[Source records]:
◇ ◇ ◇ ◇ ◇

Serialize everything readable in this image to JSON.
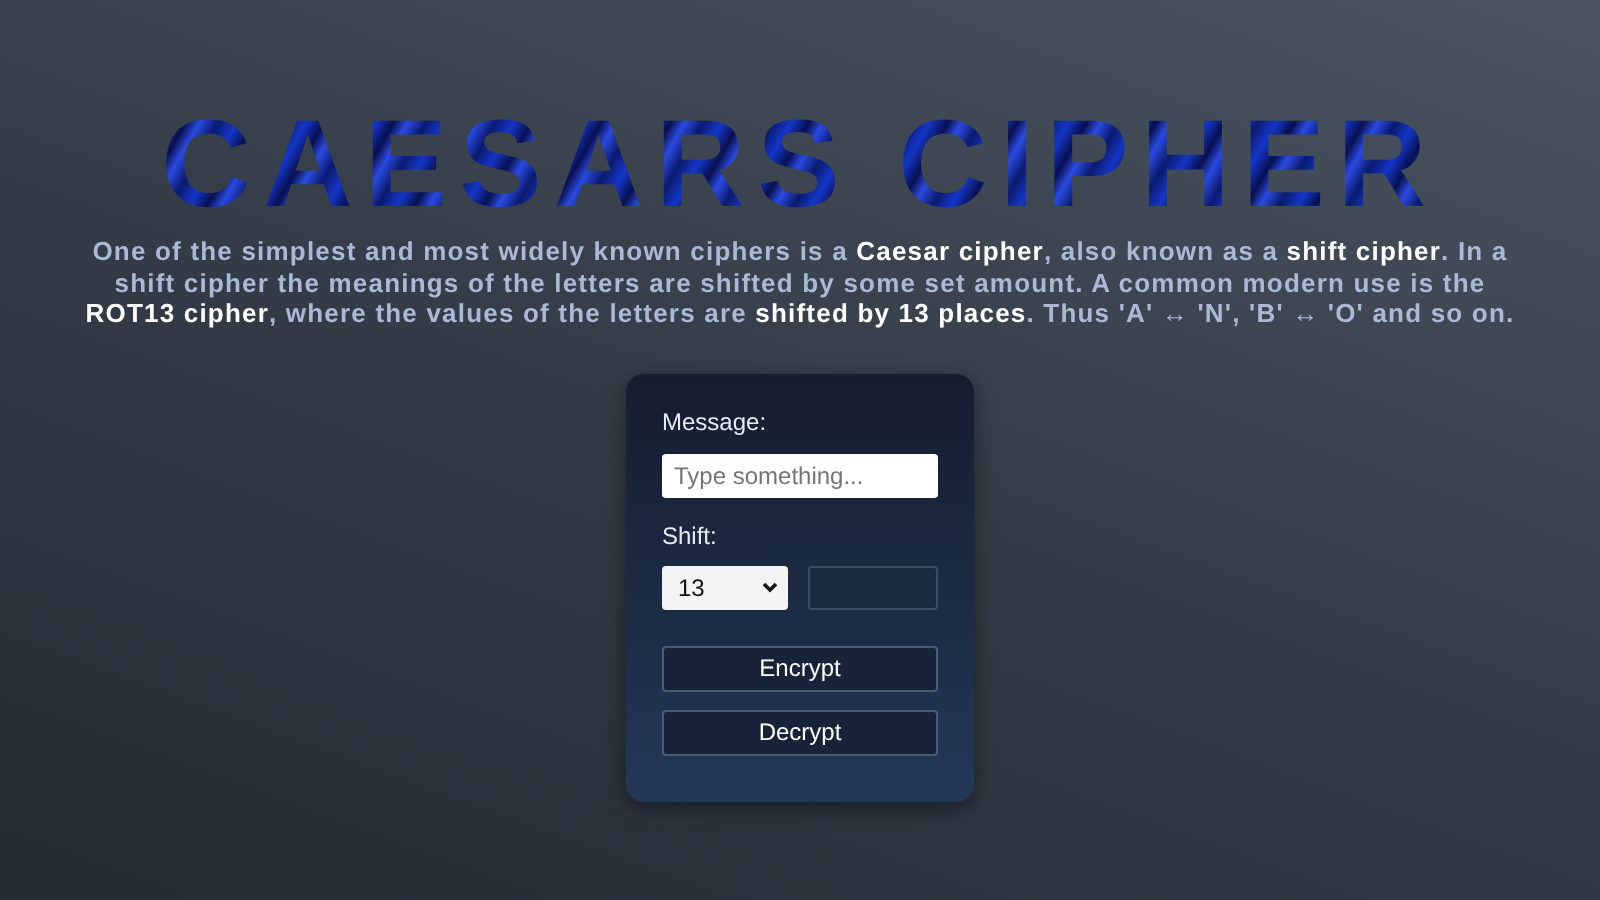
{
  "title": "CAESARS CIPHER",
  "description": "One of the simplest and most widely known ciphers is a **Caesar cipher**, also known as a **shift cipher**. In a shift cipher the meanings of the letters are shifted by some set amount. A common modern use is the **ROT13 cipher**, where the values of the letters are **shifted by 13 places**. Thus 'A' ↔ 'N', 'B' ↔ 'O' and so on.",
  "form": {
    "message_label": "Message:",
    "message_placeholder": "Type something...",
    "shift_label": "Shift:",
    "shift_value": "13",
    "buttons": [
      "Encrypt",
      "Decrypt"
    ]
  }
}
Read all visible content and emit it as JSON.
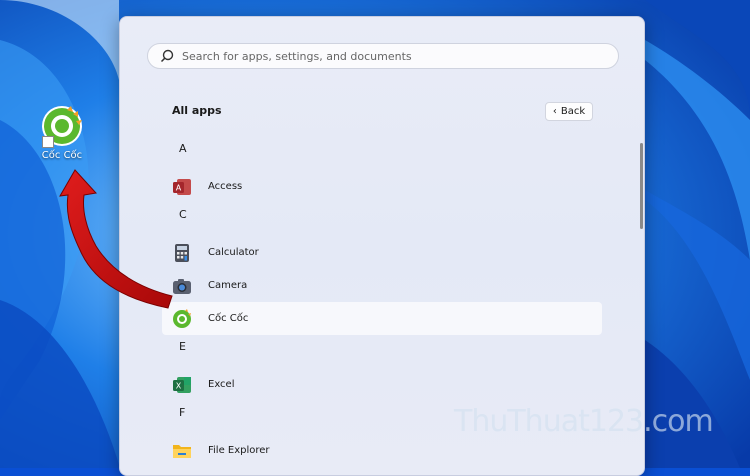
{
  "desktop": {
    "shortcut_label": "Cốc Cốc"
  },
  "start_menu": {
    "search_placeholder": "Search for apps, settings, and documents",
    "heading": "All apps",
    "back_label": "Back",
    "sections": [
      {
        "letter": "A",
        "apps": [
          {
            "name": "Access",
            "icon": "access-icon"
          }
        ]
      },
      {
        "letter": "C",
        "apps": [
          {
            "name": "Calculator",
            "icon": "calculator-icon"
          },
          {
            "name": "Camera",
            "icon": "camera-icon"
          },
          {
            "name": "Cốc Cốc",
            "icon": "coccoc-icon",
            "selected": true
          }
        ]
      },
      {
        "letter": "E",
        "apps": [
          {
            "name": "Excel",
            "icon": "excel-icon"
          }
        ]
      },
      {
        "letter": "F",
        "apps": [
          {
            "name": "File Explorer",
            "icon": "file-explorer-icon"
          }
        ]
      }
    ]
  },
  "watermark": "ThuThuat123.com",
  "colors": {
    "accent_arrow": "#c40d0d",
    "coccoc_green": "#5bb82e",
    "excel_green": "#1d6f42",
    "access_red": "#a4262c"
  }
}
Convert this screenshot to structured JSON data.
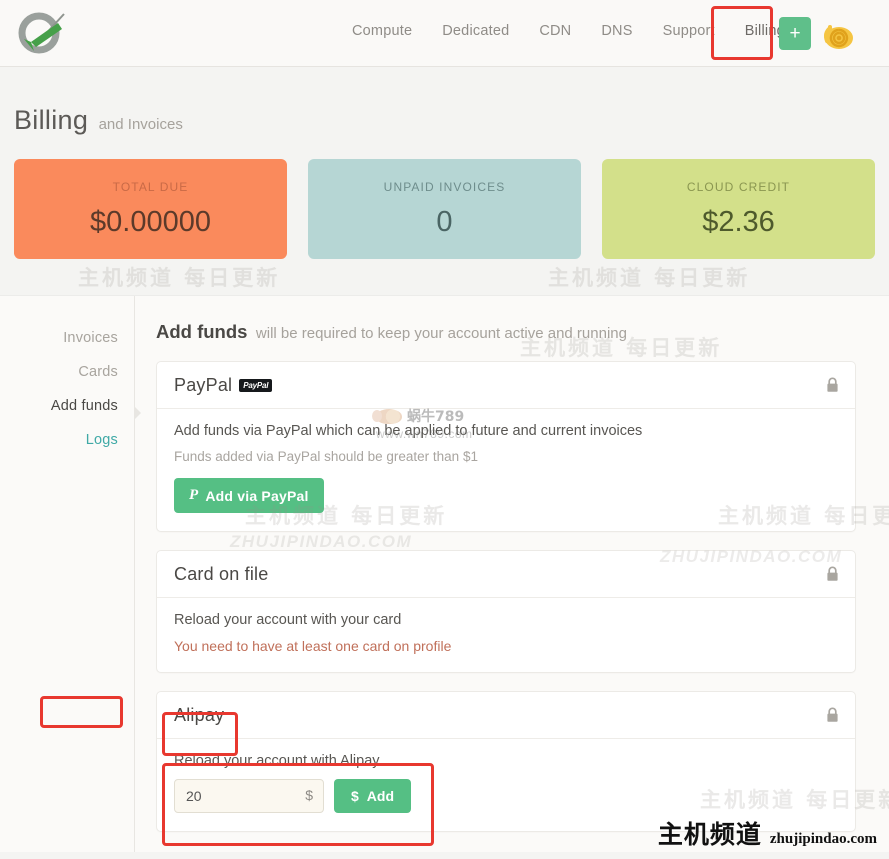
{
  "header": {
    "logo_name": "vultr-logo",
    "nav": [
      {
        "label": "Compute",
        "name": "nav-compute"
      },
      {
        "label": "Dedicated",
        "name": "nav-dedicated"
      },
      {
        "label": "CDN",
        "name": "nav-cdn"
      },
      {
        "label": "DNS",
        "name": "nav-dns"
      },
      {
        "label": "Support",
        "name": "nav-support"
      },
      {
        "label": "Billing",
        "name": "nav-billing"
      }
    ],
    "add_button_label": "+",
    "avatar_name": "snail-avatar"
  },
  "page": {
    "title": "Billing",
    "subtitle": "and Invoices"
  },
  "stats": [
    {
      "label": "TOTAL DUE",
      "value": "$0.00000",
      "color": "#fa8a5c"
    },
    {
      "label": "UNPAID INVOICES",
      "value": "0",
      "color": "#b6d6d4"
    },
    {
      "label": "CLOUD CREDIT",
      "value": "$2.36",
      "color": "#d3e08a"
    }
  ],
  "sidebar": {
    "items": [
      {
        "label": "Invoices",
        "state": "normal"
      },
      {
        "label": "Cards",
        "state": "normal"
      },
      {
        "label": "Add funds",
        "state": "active"
      },
      {
        "label": "Logs",
        "state": "link"
      }
    ]
  },
  "main": {
    "title": "Add funds",
    "title_sub": "will be required to keep your account active and running",
    "paypal": {
      "title": "PayPal",
      "badge": "PayPal",
      "description": "Add funds via PayPal which can be applied to future and current invoices",
      "note": "Funds added via PayPal should be greater than $1",
      "button_label": "Add via PayPal",
      "button_icon": "paypal-p-icon",
      "lock_icon": "lock-icon"
    },
    "card_on_file": {
      "title": "Card on file",
      "description": "Reload your account with your card",
      "warning": "You need to have at least one card on profile",
      "lock_icon": "lock-icon"
    },
    "alipay": {
      "title": "Alipay",
      "description": "Reload your account with Alipay",
      "amount_value": "20",
      "amount_placeholder": "20",
      "amount_suffix": "$",
      "button_label": "Add",
      "button_icon": "dollar-icon",
      "lock_icon": "lock-icon"
    }
  },
  "annotations": {
    "accent_red": "#e8382f",
    "boxes": [
      "billing-nav-highlight",
      "add-funds-sidebar-highlight",
      "alipay-title-highlight",
      "alipay-form-highlight"
    ]
  },
  "watermarks": {
    "cn_text": "主机频道 每日更新",
    "en_text": "ZHUJIPINDAO.COM",
    "brand_cn": "主机频道",
    "brand_en": "zhujipindao.com",
    "snail_cn": "蜗牛789",
    "snail_url": "www.wn789.com"
  }
}
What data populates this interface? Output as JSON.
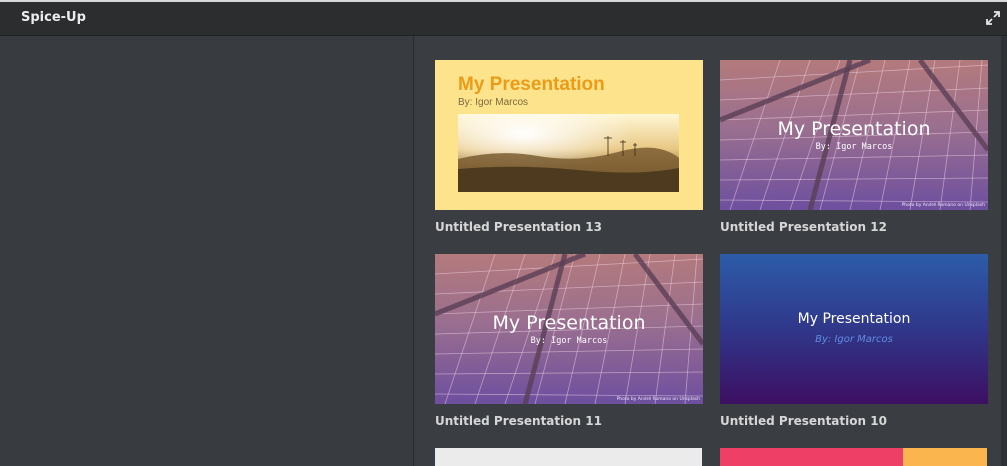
{
  "window": {
    "title": "Spice-Up"
  },
  "icons": {
    "fullscreen": "fullscreen-icon"
  },
  "presentations": [
    {
      "caption": "Untitled Presentation 13",
      "title": "My Presentation",
      "author": "By: Igor Marcos",
      "theme": "yellow-sunset"
    },
    {
      "caption": "Untitled Presentation 12",
      "title": "My Presentation",
      "author": "By: Igor Marcos",
      "theme": "purple-building",
      "credit": "Photo by André Romano on Unsplash"
    },
    {
      "caption": "Untitled Presentation 11",
      "title": "My Presentation",
      "author": "By: Igor Marcos",
      "theme": "purple-building",
      "credit": "Photo by André Romano on Unsplash"
    },
    {
      "caption": "Untitled Presentation 10",
      "title": "My Presentation",
      "author": "By: Igor Marcos",
      "theme": "blue-purple-gradient"
    }
  ],
  "colors": {
    "accent_yellow": "#eb9b17",
    "gradient_top": "#2c5ca8",
    "gradient_bottom": "#3d0f62"
  }
}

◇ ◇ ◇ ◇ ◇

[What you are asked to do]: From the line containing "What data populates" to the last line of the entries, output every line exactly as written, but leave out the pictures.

[Written response]:
What data populates this interface? Output as JSON.
{
  "window": {
    "title": "Spice-Up"
  },
  "icons": {
    "fullscreen": "fullscreen-icon"
  },
  "presentations": [
    {
      "caption": "Untitled Presentation 13",
      "title": "My Presentation",
      "author": "By: Igor Marcos",
      "theme": "yellow-sunset"
    },
    {
      "caption": "Untitled Presentation 12",
      "title": "My Presentation",
      "author": "By: Igor Marcos",
      "theme": "purple-building",
      "credit": "Photo by André Romano on Unsplash"
    },
    {
      "caption": "Untitled Presentation 11",
      "title": "My Presentation",
      "author": "By: Igor Marcos",
      "theme": "purple-building",
      "credit": "Photo by André Romano on Unsplash"
    },
    {
      "caption": "Untitled Presentation 10",
      "title": "My Presentation",
      "author": "By: Igor Marcos",
      "theme": "blue-purple-gradient"
    }
  ],
  "colors": {
    "accent_yellow": "#eb9b17",
    "gradient_top": "#2c5ca8",
    "gradient_bottom": "#3d0f62"
  }
}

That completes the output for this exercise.